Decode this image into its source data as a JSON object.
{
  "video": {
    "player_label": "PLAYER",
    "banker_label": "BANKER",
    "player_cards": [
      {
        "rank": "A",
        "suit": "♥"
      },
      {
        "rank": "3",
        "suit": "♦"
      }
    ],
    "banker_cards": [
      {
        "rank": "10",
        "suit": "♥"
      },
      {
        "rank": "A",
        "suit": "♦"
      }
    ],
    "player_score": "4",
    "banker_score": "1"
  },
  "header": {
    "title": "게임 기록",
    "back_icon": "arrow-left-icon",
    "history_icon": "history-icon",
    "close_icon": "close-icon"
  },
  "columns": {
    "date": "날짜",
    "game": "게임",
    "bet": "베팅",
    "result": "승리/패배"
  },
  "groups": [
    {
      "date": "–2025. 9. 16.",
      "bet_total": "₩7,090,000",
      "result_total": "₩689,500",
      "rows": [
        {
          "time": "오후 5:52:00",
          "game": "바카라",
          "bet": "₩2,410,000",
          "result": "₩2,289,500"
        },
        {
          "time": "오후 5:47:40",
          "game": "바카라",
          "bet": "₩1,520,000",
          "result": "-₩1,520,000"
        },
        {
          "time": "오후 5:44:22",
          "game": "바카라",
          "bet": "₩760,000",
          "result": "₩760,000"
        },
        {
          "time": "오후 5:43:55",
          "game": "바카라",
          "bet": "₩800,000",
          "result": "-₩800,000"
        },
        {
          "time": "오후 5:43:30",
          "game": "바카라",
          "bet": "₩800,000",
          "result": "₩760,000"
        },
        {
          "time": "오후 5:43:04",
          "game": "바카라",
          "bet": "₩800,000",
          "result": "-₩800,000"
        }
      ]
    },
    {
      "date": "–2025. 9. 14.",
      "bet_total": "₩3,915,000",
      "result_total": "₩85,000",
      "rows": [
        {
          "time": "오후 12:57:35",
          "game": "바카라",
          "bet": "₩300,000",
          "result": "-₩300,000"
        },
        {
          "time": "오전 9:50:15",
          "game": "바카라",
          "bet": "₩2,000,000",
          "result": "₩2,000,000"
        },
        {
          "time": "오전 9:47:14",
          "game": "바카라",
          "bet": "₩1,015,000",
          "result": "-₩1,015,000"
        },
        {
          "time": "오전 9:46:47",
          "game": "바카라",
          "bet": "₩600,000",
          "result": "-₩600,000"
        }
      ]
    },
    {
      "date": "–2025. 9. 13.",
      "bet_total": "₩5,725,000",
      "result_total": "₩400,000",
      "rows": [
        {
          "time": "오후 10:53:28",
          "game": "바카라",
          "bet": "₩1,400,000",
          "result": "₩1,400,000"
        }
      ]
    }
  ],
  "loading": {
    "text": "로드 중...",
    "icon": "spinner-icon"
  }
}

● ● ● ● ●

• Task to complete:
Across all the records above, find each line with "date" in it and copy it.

• Output below:
    "date": "날짜",
      "date": "–2025. 9. 16.",
      "date": "–2025. 9. 14.",
      "date": "–2025. 9. 13.",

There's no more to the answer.